Federica Bertocchini, molecular biologist, Spanish national research council

Superworms use both physical and chemical tactics to deteriorate plastics: They shred them up with their “oral appendages” before going to work on them in their guts. “It’s not the superworms alone doing the work, but the symbiosis of superworms and their gut bacteria that makes the plastic breakdown possible,” says study author Chris Rinke, a senior lecturer at the University of Queensland’s Australian Centre for Ecogenomics. “Working together, as a team, that’s the secret here.”

Next up, Rinke says he and his colleagues need to pinpoint exactly how these bacteria break down plastic. The researchers are currently working on recovering them from the superworm gut and growing them in his lab so they can study them more closely.

Can worms be the future of plastic recycling?

It is possible that worms could enable a new type of plastic recycling. Rinke envisions a recycling machine that mimics what superworms do naturally: shredding the plastic waste into small pieces before unleashing bacteria or enzymes to turn plastics back into their building blocks which can be turned into a material that is chemically identical to brand-new virgin plastic.

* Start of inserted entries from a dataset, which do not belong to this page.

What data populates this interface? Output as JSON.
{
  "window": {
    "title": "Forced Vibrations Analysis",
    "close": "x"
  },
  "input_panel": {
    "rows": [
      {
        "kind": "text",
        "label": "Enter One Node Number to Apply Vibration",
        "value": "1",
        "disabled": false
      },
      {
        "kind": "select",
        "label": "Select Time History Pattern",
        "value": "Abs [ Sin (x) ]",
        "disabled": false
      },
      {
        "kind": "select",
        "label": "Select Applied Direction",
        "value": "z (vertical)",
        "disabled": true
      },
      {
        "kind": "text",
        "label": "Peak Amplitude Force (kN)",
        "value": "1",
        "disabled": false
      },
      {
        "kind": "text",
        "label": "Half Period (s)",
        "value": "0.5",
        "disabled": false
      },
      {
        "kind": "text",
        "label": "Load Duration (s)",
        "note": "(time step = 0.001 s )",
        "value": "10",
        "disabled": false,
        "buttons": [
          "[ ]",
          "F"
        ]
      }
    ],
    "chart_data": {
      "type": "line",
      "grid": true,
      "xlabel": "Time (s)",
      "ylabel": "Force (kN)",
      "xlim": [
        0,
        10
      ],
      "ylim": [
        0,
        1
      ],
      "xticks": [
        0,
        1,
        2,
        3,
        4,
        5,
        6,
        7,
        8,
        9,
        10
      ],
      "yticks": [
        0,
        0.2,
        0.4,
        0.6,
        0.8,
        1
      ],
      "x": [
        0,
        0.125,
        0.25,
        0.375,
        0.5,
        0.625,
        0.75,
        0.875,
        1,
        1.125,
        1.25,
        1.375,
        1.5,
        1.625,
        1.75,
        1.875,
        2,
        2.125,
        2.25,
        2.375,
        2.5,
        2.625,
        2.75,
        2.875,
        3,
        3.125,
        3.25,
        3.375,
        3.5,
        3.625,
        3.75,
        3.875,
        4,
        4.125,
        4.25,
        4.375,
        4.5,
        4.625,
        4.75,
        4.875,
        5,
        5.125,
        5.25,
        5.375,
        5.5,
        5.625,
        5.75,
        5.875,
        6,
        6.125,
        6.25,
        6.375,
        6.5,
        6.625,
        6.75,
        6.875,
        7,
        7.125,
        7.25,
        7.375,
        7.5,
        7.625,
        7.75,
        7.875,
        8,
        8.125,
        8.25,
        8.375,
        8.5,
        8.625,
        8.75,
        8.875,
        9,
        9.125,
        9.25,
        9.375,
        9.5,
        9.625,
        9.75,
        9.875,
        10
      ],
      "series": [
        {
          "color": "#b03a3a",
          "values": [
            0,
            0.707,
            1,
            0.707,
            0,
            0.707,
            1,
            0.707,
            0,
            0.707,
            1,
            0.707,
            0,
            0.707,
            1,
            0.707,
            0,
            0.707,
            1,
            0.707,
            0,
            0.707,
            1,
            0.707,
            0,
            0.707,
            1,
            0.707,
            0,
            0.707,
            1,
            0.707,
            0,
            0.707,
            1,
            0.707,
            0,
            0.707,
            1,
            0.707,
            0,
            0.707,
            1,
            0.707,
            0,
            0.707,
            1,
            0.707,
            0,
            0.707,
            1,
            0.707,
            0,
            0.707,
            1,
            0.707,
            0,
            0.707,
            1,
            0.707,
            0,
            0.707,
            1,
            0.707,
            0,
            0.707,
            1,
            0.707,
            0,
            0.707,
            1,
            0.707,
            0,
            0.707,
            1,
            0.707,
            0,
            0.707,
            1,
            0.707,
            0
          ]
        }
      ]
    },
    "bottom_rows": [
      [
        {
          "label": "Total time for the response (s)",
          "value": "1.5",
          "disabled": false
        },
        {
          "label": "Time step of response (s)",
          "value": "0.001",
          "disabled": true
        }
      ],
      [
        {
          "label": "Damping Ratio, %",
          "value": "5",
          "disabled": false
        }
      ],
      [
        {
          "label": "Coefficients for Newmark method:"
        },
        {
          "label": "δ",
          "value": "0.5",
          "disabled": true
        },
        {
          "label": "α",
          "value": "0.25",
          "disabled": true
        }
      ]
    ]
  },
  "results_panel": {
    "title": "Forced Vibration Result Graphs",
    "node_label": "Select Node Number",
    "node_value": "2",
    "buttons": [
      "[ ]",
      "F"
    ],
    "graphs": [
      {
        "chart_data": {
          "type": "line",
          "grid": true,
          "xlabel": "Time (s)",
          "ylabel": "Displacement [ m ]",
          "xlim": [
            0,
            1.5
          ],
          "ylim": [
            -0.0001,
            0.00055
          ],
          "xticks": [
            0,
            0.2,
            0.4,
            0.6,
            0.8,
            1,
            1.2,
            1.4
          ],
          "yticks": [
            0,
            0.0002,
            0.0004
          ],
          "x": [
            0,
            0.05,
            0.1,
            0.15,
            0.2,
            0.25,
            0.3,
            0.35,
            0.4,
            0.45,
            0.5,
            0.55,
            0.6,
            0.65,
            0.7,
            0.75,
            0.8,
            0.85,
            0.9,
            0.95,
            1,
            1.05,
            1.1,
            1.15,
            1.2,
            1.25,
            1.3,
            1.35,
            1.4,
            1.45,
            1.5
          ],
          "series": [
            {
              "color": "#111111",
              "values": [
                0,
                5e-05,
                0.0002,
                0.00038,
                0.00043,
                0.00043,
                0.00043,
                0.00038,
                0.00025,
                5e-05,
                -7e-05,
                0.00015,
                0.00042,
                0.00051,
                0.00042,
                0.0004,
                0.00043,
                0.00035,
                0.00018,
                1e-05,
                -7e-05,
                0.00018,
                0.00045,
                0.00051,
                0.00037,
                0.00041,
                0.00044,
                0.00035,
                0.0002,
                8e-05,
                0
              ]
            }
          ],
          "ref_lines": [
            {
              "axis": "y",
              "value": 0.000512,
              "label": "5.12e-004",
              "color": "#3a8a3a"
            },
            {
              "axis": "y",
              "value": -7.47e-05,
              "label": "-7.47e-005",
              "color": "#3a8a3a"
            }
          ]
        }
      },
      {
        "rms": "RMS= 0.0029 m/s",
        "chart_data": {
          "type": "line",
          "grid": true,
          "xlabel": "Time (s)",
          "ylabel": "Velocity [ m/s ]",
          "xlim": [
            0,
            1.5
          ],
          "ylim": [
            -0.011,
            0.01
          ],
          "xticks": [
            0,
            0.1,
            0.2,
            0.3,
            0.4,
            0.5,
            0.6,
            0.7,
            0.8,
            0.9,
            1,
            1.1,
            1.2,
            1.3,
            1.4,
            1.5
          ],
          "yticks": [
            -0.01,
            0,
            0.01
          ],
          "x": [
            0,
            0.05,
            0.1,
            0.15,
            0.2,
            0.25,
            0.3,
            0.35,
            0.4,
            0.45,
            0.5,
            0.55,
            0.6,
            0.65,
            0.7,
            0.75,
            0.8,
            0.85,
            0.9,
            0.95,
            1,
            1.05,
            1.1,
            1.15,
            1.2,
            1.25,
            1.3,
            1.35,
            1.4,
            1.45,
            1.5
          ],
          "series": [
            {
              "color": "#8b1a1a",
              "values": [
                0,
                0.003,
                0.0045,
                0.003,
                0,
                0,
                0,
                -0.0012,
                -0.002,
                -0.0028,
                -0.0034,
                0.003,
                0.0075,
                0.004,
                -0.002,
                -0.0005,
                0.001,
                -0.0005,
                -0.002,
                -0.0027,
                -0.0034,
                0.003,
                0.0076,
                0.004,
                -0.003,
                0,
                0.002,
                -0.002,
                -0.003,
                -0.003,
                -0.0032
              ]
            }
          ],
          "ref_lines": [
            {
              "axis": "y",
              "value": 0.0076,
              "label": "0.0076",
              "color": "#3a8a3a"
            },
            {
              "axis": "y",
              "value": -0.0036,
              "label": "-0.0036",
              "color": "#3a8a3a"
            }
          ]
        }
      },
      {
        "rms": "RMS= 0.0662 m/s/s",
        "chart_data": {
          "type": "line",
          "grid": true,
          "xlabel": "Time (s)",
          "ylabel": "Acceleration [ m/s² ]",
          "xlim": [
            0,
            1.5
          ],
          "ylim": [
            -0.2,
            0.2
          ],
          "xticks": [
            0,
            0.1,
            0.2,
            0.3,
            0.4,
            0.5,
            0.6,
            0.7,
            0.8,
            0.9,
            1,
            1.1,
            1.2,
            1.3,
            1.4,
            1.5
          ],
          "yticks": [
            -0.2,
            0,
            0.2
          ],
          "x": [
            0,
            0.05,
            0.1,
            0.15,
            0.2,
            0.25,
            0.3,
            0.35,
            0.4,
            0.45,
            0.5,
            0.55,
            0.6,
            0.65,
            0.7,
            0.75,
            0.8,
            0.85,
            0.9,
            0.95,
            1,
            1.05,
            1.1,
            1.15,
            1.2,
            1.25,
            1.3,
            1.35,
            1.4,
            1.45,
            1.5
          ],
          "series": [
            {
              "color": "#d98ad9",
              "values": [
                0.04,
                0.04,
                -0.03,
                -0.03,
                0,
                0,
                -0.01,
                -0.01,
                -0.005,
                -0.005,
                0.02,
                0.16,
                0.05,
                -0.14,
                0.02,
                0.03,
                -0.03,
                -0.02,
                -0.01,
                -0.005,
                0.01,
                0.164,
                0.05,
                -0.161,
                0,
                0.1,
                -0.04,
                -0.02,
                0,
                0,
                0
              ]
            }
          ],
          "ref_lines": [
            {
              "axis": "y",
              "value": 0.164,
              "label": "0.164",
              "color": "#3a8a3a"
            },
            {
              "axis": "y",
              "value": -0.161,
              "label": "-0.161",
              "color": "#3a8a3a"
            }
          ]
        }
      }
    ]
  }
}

The enzymes from wax worms, meanwhile, could help prep plastic for further degradation by other naturally occurring methods like microbes. 

What would need to happen for this to become part of the recycling process? 

While insect-aided recycling sounds pretty cute, it would likely be more efficient and cost-effective to replicate their skills with machinery and lab-created enzymes. This probably won’t come anytime soon, and could be far costlier than common waste processing methods today like burning, landfilling, and grinding and compounding used plastics to make new products (aka, mechanical recycling). Ultimately, these enzymes would work best on huge volumes of plastic if they’re paired with techniques like mechanical recycling, Bertocchini says. 

To start, it may be easier to launch small-scale enzyme-aided operations in individual municipal plants or even with home kits to send to consumers. They could then send the leftover compounds for companies to make new products. Scientists have only touched the surface when it comes to all of the goodies that insects can extract from plastics. “This is the beginning of the story,” Bertocchini says. “There’s something to explore there.”

  1. Polyethylene bio-degradation by caterpillars of the wax moth Galleria mellonella, Current Biology, Apr. 2017
  2. Wax worm saliva and the enzymes therein are the key to polyethylene degradation by Galleria mellonella, Nature Communication, Oct. 2022 ↩︎
  3. The biology and control of the greater wax moth, Galleria mellonella, Insects, Jun. 2017
  4. Microbial degradation of plastic in aqueous solutions demonstrated by CO2 evolution and quantification, International Journal of Molecular Science, Feb. 2020 ↩︎
  5. Biodegradation of polyethylene and plastic mixtures in mealworms (larvae of Tenebrio molitor) and effects on the gut microbiome, Environmental Science & Technology, May 2018 ↩︎
  6. Biodegradation and mineralization of oolystyrene by plastic-eating mealworms: Part 1. Chemical and physical characterization and isotopic tests, Environmental Science & Technology, Sep. 2015 ↩︎
  7. Insights into plastic biodegradation: community composition and functional capabilities of the superworm (Zophobas morio) microbiome in styrofoam feeding trials, Microbial Genomics, Jun. 2020 ↩︎